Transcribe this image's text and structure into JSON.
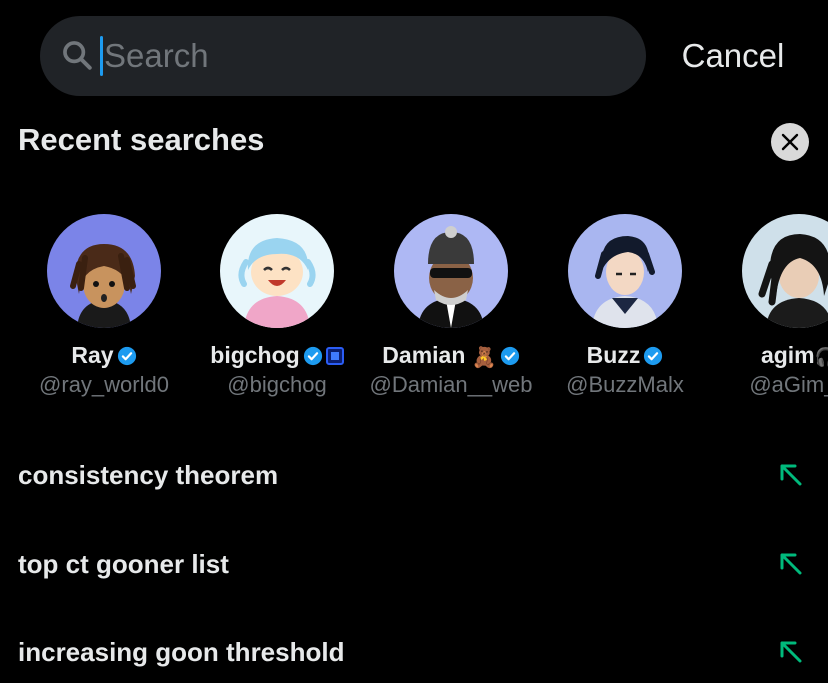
{
  "search": {
    "placeholder": "Search",
    "value": "",
    "cancel_label": "Cancel"
  },
  "recent": {
    "title": "Recent searches",
    "users": [
      {
        "name": "Ray",
        "handle": "@ray_world0",
        "verified": true
      },
      {
        "name": "bigchog",
        "handle": "@bigchog",
        "verified": true,
        "extra_badge": "blue-square"
      },
      {
        "name": "Damian",
        "handle": "@Damian__web",
        "verified": true,
        "emoji": "🧸"
      },
      {
        "name": "Buzz",
        "handle": "@BuzzMalx",
        "verified": true
      },
      {
        "name": "agim",
        "handle": "@aGim_a",
        "verified": false
      }
    ],
    "queries": [
      "consistency theorem",
      "top ct gooner list",
      "increasing goon threshold"
    ]
  },
  "colors": {
    "background": "#000000",
    "search_bg": "#202327",
    "text": "#e7e9ea",
    "muted": "#71767b",
    "verified": "#1d9bf0",
    "arrow": "#00ba7c"
  }
}
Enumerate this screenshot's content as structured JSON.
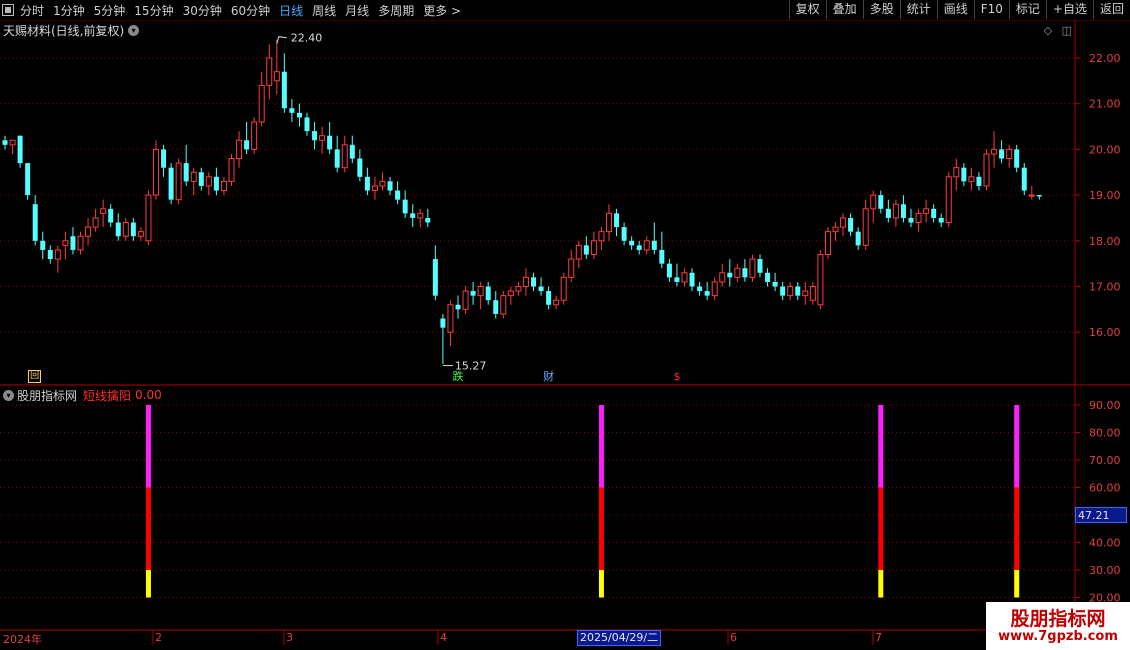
{
  "toolbar": {
    "periods": [
      "分时",
      "1分钟",
      "5分钟",
      "15分钟",
      "30分钟",
      "60分钟",
      "日线",
      "周线",
      "月线",
      "多周期",
      "更多 >"
    ],
    "active_period": "日线",
    "right_buttons": [
      "复权",
      "叠加",
      "多股",
      "统计",
      "画线",
      "F10",
      "标记",
      "+自选",
      "返回"
    ]
  },
  "stock": {
    "title": "天赐材料(日线,前复权)"
  },
  "price_axis": {
    "labels": [
      "22.00",
      "21.00",
      "20.00",
      "19.00",
      "18.00",
      "17.00",
      "16.00"
    ]
  },
  "annotations": {
    "high": "22.40",
    "low": "15.27"
  },
  "markers": [
    {
      "label": "回",
      "color": "#ffd060"
    },
    {
      "label": "跌",
      "color": "#40ff40"
    },
    {
      "label": "财",
      "color": "#6fa8ff"
    },
    {
      "label": "$",
      "color": "#ff3030"
    }
  ],
  "indicator": {
    "name": "股朋指标网",
    "line_name": "短线擒阳",
    "line_value": "0.00",
    "current": "47.21",
    "axis": [
      "90.00",
      "80.00",
      "70.00",
      "60.00",
      "50.00",
      "40.00",
      "30.00",
      "20.00"
    ]
  },
  "time_axis": {
    "labels": [
      "2024年",
      "2",
      "3",
      "4",
      "6",
      "7"
    ],
    "highlight": "2025/04/29/二"
  },
  "watermark": {
    "title": "股朋指标网",
    "url": "www.7gpzb.com"
  },
  "colors": {
    "up": "#ff3c3c",
    "down": "#54ffff",
    "grid": "#8a0000",
    "magenta": "#ff20ff",
    "red": "#ff0000",
    "yellow": "#ffff00"
  },
  "chart_data": [
    {
      "type": "candlestick",
      "title": "天赐材料(日线,前复权)",
      "ylim": [
        15.0,
        22.6
      ],
      "series": [
        {
          "name": "price",
          "high_label": 22.4,
          "low_label": 15.27,
          "ohlc": [
            [
              20.2,
              20.3,
              20.0,
              20.1
            ],
            [
              20.1,
              20.2,
              19.9,
              20.2
            ],
            [
              20.3,
              20.3,
              19.6,
              19.7
            ],
            [
              19.7,
              19.7,
              18.9,
              19.0
            ],
            [
              18.8,
              19.0,
              17.9,
              18.0
            ],
            [
              18.0,
              18.2,
              17.6,
              17.8
            ],
            [
              17.8,
              17.9,
              17.5,
              17.6
            ],
            [
              17.6,
              17.9,
              17.3,
              17.8
            ],
            [
              17.9,
              18.2,
              17.6,
              18.0
            ],
            [
              18.1,
              18.3,
              17.7,
              17.8
            ],
            [
              17.8,
              18.2,
              17.7,
              18.1
            ],
            [
              18.1,
              18.5,
              17.9,
              18.3
            ],
            [
              18.3,
              18.7,
              18.2,
              18.5
            ],
            [
              18.6,
              18.9,
              18.3,
              18.7
            ],
            [
              18.7,
              18.8,
              18.3,
              18.4
            ],
            [
              18.4,
              18.6,
              18.0,
              18.1
            ],
            [
              18.1,
              18.5,
              18.0,
              18.4
            ],
            [
              18.4,
              18.5,
              18.0,
              18.1
            ],
            [
              18.1,
              18.3,
              18.0,
              18.2
            ],
            [
              18.0,
              19.1,
              17.9,
              19.0
            ],
            [
              19.0,
              20.2,
              18.9,
              20.0
            ],
            [
              20.0,
              20.1,
              19.4,
              19.6
            ],
            [
              19.6,
              19.7,
              18.8,
              18.9
            ],
            [
              18.9,
              19.8,
              18.8,
              19.7
            ],
            [
              19.7,
              20.1,
              19.2,
              19.3
            ],
            [
              19.3,
              19.6,
              19.0,
              19.5
            ],
            [
              19.5,
              19.6,
              19.1,
              19.2
            ],
            [
              19.2,
              19.5,
              19.0,
              19.4
            ],
            [
              19.4,
              19.6,
              19.0,
              19.1
            ],
            [
              19.1,
              19.4,
              19.0,
              19.3
            ],
            [
              19.3,
              19.9,
              19.2,
              19.8
            ],
            [
              19.8,
              20.4,
              19.6,
              20.2
            ],
            [
              20.2,
              20.6,
              19.9,
              20.0
            ],
            [
              20.0,
              20.7,
              19.9,
              20.6
            ],
            [
              20.6,
              21.7,
              20.5,
              21.4
            ],
            [
              21.4,
              22.3,
              21.1,
              22.0
            ],
            [
              21.5,
              22.4,
              21.2,
              21.7
            ],
            [
              21.7,
              22.1,
              20.8,
              20.9
            ],
            [
              20.9,
              21.1,
              20.6,
              20.8
            ],
            [
              20.8,
              21.0,
              20.5,
              20.7
            ],
            [
              20.7,
              20.8,
              20.3,
              20.4
            ],
            [
              20.4,
              20.6,
              20.0,
              20.2
            ],
            [
              20.2,
              20.5,
              19.9,
              20.3
            ],
            [
              20.3,
              20.6,
              19.9,
              20.0
            ],
            [
              20.0,
              20.3,
              19.5,
              19.6
            ],
            [
              19.6,
              20.3,
              19.5,
              20.1
            ],
            [
              20.1,
              20.3,
              19.7,
              19.8
            ],
            [
              19.8,
              20.0,
              19.3,
              19.4
            ],
            [
              19.4,
              19.6,
              19.0,
              19.1
            ],
            [
              19.1,
              19.4,
              18.9,
              19.2
            ],
            [
              19.2,
              19.5,
              19.1,
              19.3
            ],
            [
              19.3,
              19.4,
              19.0,
              19.1
            ],
            [
              19.1,
              19.3,
              18.8,
              18.9
            ],
            [
              18.9,
              19.1,
              18.5,
              18.6
            ],
            [
              18.6,
              18.8,
              18.3,
              18.5
            ],
            [
              18.5,
              18.7,
              18.3,
              18.6
            ],
            [
              18.5,
              18.7,
              18.3,
              18.4
            ],
            [
              17.6,
              17.9,
              16.7,
              16.8
            ],
            [
              16.3,
              16.4,
              15.3,
              16.1
            ],
            [
              16.0,
              16.7,
              15.7,
              16.6
            ],
            [
              16.6,
              16.8,
              16.3,
              16.5
            ],
            [
              16.5,
              17.0,
              16.4,
              16.9
            ],
            [
              16.9,
              17.1,
              16.6,
              16.8
            ],
            [
              16.8,
              17.1,
              16.5,
              17.0
            ],
            [
              17.0,
              17.1,
              16.6,
              16.7
            ],
            [
              16.7,
              16.9,
              16.3,
              16.4
            ],
            [
              16.4,
              16.9,
              16.3,
              16.8
            ],
            [
              16.8,
              17.0,
              16.6,
              16.9
            ],
            [
              16.9,
              17.1,
              16.8,
              17.0
            ],
            [
              17.0,
              17.4,
              16.8,
              17.2
            ],
            [
              17.2,
              17.3,
              16.9,
              17.0
            ],
            [
              17.0,
              17.2,
              16.8,
              16.9
            ],
            [
              16.9,
              17.0,
              16.5,
              16.6
            ],
            [
              16.6,
              16.8,
              16.5,
              16.7
            ],
            [
              16.7,
              17.3,
              16.6,
              17.2
            ],
            [
              17.2,
              17.8,
              17.1,
              17.6
            ],
            [
              17.6,
              18.0,
              17.4,
              17.9
            ],
            [
              17.9,
              18.1,
              17.6,
              17.7
            ],
            [
              17.7,
              18.2,
              17.6,
              18.0
            ],
            [
              18.0,
              18.3,
              17.8,
              18.2
            ],
            [
              18.2,
              18.8,
              18.0,
              18.6
            ],
            [
              18.6,
              18.7,
              18.1,
              18.3
            ],
            [
              18.3,
              18.4,
              17.9,
              18.0
            ],
            [
              18.0,
              18.1,
              17.8,
              17.9
            ],
            [
              17.9,
              18.0,
              17.7,
              17.8
            ],
            [
              17.8,
              18.1,
              17.7,
              18.0
            ],
            [
              18.0,
              18.4,
              17.7,
              17.8
            ],
            [
              17.8,
              18.2,
              17.4,
              17.5
            ],
            [
              17.5,
              17.6,
              17.1,
              17.2
            ],
            [
              17.2,
              17.5,
              17.0,
              17.1
            ],
            [
              17.1,
              17.4,
              17.0,
              17.3
            ],
            [
              17.3,
              17.4,
              16.9,
              17.0
            ],
            [
              17.0,
              17.1,
              16.8,
              16.9
            ],
            [
              16.9,
              17.1,
              16.7,
              16.8
            ],
            [
              16.8,
              17.2,
              16.7,
              17.1
            ],
            [
              17.1,
              17.5,
              17.0,
              17.3
            ],
            [
              17.3,
              17.6,
              17.0,
              17.2
            ],
            [
              17.2,
              17.5,
              17.1,
              17.4
            ],
            [
              17.4,
              17.6,
              17.1,
              17.2
            ],
            [
              17.2,
              17.7,
              17.1,
              17.6
            ],
            [
              17.6,
              17.7,
              17.2,
              17.3
            ],
            [
              17.3,
              17.4,
              17.0,
              17.1
            ],
            [
              17.1,
              17.3,
              16.9,
              17.0
            ],
            [
              17.0,
              17.1,
              16.7,
              16.8
            ],
            [
              16.8,
              17.1,
              16.7,
              17.0
            ],
            [
              17.0,
              17.1,
              16.7,
              16.8
            ],
            [
              16.8,
              17.1,
              16.6,
              16.9
            ],
            [
              16.7,
              17.1,
              16.6,
              17.0
            ],
            [
              16.6,
              17.8,
              16.5,
              17.7
            ],
            [
              17.7,
              18.3,
              17.6,
              18.2
            ],
            [
              18.2,
              18.4,
              18.0,
              18.3
            ],
            [
              18.3,
              18.6,
              18.1,
              18.5
            ],
            [
              18.5,
              18.6,
              18.1,
              18.2
            ],
            [
              18.2,
              18.3,
              17.8,
              17.9
            ],
            [
              17.9,
              18.9,
              17.8,
              18.7
            ],
            [
              18.7,
              19.1,
              18.4,
              19.0
            ],
            [
              19.0,
              19.1,
              18.6,
              18.7
            ],
            [
              18.7,
              18.9,
              18.4,
              18.5
            ],
            [
              18.5,
              18.9,
              18.3,
              18.8
            ],
            [
              18.8,
              19.0,
              18.4,
              18.5
            ],
            [
              18.5,
              18.7,
              18.3,
              18.4
            ],
            [
              18.4,
              18.7,
              18.2,
              18.6
            ],
            [
              18.6,
              18.9,
              18.4,
              18.7
            ],
            [
              18.7,
              18.8,
              18.4,
              18.5
            ],
            [
              18.5,
              18.6,
              18.3,
              18.4
            ],
            [
              18.4,
              19.5,
              18.3,
              19.4
            ],
            [
              19.4,
              19.8,
              19.1,
              19.6
            ],
            [
              19.6,
              19.7,
              19.2,
              19.3
            ],
            [
              19.3,
              19.6,
              19.1,
              19.4
            ],
            [
              19.4,
              19.5,
              19.1,
              19.2
            ],
            [
              19.2,
              20.0,
              19.1,
              19.9
            ],
            [
              19.9,
              20.4,
              19.6,
              20.0
            ],
            [
              20.0,
              20.2,
              19.7,
              19.8
            ],
            [
              19.8,
              20.1,
              19.6,
              20.0
            ],
            [
              20.0,
              20.1,
              19.5,
              19.6
            ],
            [
              19.6,
              19.7,
              19.0,
              19.1
            ],
            [
              19.0,
              19.2,
              18.9,
              19.0
            ],
            [
              19.0,
              19.0,
              18.9,
              18.97
            ]
          ]
        }
      ]
    },
    {
      "type": "bar",
      "title": "股朋指标网",
      "series": [
        {
          "name": "短线擒阳",
          "signals": [
            {
              "bar_index": 19,
              "segments": [
                [
                  20,
                  30,
                  "yellow"
                ],
                [
                  30,
                  60,
                  "red"
                ],
                [
                  60,
                  90,
                  "magenta"
                ]
              ]
            },
            {
              "bar_index": 79,
              "segments": [
                [
                  20,
                  30,
                  "yellow"
                ],
                [
                  30,
                  60,
                  "red"
                ],
                [
                  60,
                  90,
                  "magenta"
                ]
              ]
            },
            {
              "bar_index": 116,
              "segments": [
                [
                  20,
                  30,
                  "yellow"
                ],
                [
                  30,
                  60,
                  "red"
                ],
                [
                  60,
                  90,
                  "magenta"
                ]
              ]
            },
            {
              "bar_index": 134,
              "segments": [
                [
                  20,
                  30,
                  "yellow"
                ],
                [
                  30,
                  60,
                  "red"
                ],
                [
                  60,
                  90,
                  "magenta"
                ]
              ]
            }
          ]
        }
      ],
      "ylim": [
        18,
        92
      ]
    }
  ]
}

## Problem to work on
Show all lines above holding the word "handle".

## Output for this exercise
        "handle": "@ray_world0",
        "handle": "@bigchog",
        "handle": "@Damian__web",
        "handle": "@BuzzMalx",
        "handle": "@aGim_a",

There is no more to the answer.